§ **Requirement**: Where a line of the material contains the string "true", copy that line.

§ **Given entries**:
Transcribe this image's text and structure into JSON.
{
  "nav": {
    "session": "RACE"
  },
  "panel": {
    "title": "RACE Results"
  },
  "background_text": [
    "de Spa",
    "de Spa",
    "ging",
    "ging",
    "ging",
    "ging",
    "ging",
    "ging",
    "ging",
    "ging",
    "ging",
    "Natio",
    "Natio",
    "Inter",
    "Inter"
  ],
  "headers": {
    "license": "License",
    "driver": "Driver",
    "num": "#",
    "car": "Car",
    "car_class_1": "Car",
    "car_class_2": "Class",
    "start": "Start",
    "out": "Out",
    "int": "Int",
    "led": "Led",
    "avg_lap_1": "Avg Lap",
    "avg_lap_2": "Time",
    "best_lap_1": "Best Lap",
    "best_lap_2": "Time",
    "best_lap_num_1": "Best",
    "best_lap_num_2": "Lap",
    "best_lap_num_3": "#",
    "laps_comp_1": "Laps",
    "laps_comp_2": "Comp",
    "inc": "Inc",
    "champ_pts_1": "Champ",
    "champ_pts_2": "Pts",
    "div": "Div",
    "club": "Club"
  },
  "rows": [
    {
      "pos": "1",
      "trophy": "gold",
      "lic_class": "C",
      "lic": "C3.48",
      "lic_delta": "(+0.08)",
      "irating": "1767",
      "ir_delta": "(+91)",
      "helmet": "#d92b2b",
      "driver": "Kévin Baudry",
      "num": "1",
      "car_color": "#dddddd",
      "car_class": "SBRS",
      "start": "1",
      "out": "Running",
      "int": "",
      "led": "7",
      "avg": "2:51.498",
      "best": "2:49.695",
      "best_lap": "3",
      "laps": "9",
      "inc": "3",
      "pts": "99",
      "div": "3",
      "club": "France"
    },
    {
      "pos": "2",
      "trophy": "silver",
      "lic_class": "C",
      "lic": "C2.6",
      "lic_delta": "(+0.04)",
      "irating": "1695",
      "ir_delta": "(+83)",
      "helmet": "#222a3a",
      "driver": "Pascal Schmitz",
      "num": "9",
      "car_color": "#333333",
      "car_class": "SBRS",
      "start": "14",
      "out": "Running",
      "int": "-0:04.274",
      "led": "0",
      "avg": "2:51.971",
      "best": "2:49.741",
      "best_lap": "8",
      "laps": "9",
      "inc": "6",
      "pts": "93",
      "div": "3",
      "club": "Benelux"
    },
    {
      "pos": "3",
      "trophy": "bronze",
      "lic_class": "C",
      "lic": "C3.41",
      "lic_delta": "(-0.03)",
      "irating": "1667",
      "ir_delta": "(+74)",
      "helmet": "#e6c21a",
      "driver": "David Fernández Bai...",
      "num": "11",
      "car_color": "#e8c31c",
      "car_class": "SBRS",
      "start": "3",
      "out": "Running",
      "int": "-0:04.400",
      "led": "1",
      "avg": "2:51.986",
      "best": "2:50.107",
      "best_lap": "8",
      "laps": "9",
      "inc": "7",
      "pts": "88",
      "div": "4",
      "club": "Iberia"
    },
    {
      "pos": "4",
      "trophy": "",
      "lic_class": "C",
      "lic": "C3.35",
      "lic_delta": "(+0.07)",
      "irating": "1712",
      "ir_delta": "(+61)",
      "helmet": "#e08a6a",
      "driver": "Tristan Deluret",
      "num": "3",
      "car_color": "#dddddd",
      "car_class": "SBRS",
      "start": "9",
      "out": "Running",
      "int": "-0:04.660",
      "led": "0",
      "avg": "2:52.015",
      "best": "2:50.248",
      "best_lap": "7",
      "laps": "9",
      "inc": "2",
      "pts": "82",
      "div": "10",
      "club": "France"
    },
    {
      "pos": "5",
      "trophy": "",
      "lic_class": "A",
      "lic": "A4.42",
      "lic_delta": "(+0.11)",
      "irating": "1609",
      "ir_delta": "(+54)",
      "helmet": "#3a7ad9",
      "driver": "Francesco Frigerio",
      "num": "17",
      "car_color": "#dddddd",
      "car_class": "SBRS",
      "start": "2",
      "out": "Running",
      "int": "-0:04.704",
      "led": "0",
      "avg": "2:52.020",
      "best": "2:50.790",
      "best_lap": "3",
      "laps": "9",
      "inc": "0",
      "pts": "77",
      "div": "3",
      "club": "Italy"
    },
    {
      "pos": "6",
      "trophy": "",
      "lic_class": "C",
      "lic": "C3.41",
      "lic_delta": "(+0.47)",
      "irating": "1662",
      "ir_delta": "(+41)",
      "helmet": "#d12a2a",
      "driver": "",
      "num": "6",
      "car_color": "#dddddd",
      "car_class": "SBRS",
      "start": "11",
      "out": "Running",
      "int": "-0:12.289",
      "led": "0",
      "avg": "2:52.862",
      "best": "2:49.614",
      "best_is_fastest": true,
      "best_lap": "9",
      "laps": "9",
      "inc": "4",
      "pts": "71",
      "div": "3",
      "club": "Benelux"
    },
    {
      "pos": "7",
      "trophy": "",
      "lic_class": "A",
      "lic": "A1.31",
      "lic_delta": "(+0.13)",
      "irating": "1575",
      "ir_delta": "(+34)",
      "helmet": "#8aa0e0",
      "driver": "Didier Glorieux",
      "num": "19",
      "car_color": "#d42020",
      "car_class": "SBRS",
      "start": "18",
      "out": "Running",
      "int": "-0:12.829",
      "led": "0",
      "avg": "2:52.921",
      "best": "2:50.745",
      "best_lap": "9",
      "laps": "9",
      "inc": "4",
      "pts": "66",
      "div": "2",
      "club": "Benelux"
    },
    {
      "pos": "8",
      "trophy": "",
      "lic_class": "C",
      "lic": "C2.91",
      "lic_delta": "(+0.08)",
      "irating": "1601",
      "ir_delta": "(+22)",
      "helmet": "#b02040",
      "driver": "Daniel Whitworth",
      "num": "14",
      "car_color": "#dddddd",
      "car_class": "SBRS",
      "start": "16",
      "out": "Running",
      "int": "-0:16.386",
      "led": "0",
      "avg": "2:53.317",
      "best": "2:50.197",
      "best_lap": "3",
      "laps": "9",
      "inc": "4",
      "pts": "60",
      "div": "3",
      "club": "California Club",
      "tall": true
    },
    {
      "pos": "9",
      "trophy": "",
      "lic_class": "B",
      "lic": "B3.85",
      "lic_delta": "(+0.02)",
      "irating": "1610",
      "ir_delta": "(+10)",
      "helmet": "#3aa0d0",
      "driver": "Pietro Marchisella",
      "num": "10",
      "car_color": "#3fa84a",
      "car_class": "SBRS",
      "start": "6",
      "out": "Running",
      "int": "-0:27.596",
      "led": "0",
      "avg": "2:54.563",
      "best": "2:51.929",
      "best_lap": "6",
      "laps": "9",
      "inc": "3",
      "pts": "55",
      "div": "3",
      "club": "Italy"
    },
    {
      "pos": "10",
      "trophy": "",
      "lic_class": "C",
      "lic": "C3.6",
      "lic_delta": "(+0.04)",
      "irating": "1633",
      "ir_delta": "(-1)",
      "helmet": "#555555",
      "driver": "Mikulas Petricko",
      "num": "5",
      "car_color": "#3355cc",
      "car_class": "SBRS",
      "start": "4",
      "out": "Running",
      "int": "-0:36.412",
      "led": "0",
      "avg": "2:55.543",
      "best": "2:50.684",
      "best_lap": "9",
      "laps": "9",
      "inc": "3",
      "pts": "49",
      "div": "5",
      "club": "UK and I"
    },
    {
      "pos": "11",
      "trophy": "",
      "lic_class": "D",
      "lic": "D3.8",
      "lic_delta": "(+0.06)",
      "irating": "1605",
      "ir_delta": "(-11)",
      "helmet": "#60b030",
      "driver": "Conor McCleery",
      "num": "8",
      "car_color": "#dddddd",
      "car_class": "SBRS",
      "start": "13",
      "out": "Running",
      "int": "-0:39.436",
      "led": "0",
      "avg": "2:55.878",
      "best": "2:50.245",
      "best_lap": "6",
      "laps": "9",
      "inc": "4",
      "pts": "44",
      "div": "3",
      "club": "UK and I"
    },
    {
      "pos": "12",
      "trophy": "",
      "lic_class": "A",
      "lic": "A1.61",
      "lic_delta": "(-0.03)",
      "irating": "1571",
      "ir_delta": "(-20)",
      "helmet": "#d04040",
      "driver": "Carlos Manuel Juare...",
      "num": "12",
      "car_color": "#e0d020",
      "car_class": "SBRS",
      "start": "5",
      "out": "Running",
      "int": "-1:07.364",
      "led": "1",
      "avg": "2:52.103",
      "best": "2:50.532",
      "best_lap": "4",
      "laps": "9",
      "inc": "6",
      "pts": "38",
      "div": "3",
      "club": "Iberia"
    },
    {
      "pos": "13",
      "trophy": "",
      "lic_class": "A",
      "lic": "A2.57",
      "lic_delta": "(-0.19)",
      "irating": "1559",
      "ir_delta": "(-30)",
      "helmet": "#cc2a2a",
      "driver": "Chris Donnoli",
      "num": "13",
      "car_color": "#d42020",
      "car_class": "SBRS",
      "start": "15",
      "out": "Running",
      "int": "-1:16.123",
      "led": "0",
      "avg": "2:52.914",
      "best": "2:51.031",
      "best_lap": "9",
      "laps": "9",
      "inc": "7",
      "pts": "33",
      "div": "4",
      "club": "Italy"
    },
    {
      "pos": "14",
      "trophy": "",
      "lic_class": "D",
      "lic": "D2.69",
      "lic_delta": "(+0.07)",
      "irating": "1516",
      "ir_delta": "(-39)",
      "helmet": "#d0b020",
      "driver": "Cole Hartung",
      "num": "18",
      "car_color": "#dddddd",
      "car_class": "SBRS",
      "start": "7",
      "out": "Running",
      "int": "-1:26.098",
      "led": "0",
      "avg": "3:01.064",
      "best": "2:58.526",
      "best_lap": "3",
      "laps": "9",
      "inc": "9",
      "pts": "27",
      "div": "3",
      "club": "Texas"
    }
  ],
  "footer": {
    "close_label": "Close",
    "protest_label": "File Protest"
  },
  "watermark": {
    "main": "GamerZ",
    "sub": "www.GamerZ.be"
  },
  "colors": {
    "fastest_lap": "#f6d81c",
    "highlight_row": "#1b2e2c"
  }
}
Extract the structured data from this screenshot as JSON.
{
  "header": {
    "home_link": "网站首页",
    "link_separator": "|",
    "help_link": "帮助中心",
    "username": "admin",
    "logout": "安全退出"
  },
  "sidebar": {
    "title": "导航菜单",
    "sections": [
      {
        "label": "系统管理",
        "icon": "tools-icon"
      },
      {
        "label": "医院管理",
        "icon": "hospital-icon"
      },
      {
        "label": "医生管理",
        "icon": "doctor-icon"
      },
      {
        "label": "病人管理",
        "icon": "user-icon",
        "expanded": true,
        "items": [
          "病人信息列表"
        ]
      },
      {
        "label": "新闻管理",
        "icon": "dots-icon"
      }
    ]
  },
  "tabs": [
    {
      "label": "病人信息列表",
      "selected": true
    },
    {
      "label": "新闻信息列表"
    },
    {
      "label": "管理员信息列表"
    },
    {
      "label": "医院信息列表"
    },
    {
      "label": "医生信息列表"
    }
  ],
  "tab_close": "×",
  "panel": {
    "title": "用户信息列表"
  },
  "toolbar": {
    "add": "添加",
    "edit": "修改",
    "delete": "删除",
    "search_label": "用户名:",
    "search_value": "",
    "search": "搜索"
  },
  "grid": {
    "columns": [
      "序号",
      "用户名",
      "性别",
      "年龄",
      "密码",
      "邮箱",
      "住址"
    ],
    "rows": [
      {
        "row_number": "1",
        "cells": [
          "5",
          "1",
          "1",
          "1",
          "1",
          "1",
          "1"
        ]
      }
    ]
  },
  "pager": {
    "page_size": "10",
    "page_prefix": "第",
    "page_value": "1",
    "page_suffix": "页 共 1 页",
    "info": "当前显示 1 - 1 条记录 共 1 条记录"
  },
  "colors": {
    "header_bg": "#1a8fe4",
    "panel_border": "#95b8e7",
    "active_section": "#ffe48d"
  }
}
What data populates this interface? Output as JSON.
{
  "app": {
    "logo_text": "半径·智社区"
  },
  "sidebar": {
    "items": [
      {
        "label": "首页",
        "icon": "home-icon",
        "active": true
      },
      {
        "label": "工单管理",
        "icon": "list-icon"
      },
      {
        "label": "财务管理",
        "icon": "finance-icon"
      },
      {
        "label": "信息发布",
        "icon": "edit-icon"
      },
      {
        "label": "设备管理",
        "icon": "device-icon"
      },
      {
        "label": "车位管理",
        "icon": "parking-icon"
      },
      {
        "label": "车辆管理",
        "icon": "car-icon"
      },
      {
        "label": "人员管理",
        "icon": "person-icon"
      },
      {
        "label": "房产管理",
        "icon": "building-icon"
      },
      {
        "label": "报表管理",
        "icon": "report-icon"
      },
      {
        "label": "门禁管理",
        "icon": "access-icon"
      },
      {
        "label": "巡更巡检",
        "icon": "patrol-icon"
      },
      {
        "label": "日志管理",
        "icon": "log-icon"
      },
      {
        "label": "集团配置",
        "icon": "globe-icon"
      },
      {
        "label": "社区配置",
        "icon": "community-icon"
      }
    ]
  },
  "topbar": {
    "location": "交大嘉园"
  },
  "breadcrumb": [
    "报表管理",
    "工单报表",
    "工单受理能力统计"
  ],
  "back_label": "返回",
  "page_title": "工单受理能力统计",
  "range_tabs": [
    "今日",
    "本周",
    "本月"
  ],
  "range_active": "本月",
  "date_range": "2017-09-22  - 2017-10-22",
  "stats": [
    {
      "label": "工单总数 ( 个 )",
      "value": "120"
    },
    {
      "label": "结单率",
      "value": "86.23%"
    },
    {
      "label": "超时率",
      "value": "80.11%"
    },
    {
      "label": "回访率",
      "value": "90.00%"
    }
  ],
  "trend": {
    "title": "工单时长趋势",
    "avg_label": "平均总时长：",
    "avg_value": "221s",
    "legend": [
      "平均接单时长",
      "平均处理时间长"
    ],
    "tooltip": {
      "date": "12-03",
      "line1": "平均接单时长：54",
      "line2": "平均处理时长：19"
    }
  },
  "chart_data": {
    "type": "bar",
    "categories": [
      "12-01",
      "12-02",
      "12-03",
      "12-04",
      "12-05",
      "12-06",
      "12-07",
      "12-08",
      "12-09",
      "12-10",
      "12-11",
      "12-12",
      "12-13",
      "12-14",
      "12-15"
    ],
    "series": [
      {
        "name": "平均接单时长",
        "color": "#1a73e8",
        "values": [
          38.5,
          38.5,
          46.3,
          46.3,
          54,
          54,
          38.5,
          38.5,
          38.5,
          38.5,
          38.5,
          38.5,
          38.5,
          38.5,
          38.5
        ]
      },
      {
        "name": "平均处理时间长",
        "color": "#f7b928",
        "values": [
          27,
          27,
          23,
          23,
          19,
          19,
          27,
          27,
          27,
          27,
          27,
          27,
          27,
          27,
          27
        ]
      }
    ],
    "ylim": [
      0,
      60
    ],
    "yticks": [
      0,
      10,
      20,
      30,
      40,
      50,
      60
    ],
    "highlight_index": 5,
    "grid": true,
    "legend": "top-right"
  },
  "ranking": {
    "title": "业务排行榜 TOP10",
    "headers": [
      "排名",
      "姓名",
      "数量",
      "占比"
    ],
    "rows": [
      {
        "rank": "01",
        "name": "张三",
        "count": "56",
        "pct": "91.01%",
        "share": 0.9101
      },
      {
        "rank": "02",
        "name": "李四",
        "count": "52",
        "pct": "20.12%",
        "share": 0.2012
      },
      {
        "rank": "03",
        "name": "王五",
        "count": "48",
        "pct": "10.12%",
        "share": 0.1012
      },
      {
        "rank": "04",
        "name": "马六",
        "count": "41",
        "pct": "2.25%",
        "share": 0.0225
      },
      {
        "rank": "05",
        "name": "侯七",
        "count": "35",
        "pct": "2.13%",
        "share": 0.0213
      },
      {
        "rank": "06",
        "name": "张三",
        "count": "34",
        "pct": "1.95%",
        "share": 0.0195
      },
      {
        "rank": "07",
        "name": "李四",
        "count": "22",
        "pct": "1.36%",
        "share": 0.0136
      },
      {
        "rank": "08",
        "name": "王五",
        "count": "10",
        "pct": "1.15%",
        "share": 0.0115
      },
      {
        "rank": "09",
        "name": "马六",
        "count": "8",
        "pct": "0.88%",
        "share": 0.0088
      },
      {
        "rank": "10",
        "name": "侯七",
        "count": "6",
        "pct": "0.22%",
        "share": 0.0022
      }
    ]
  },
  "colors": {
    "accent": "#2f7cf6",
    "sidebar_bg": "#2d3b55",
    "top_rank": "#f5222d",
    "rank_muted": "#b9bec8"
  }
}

§ **Exercise output**:
      "best_is_fastest": true,
      "tall": true
        "expanded": true,
      "selected": true
        "active": true
    "grid": true,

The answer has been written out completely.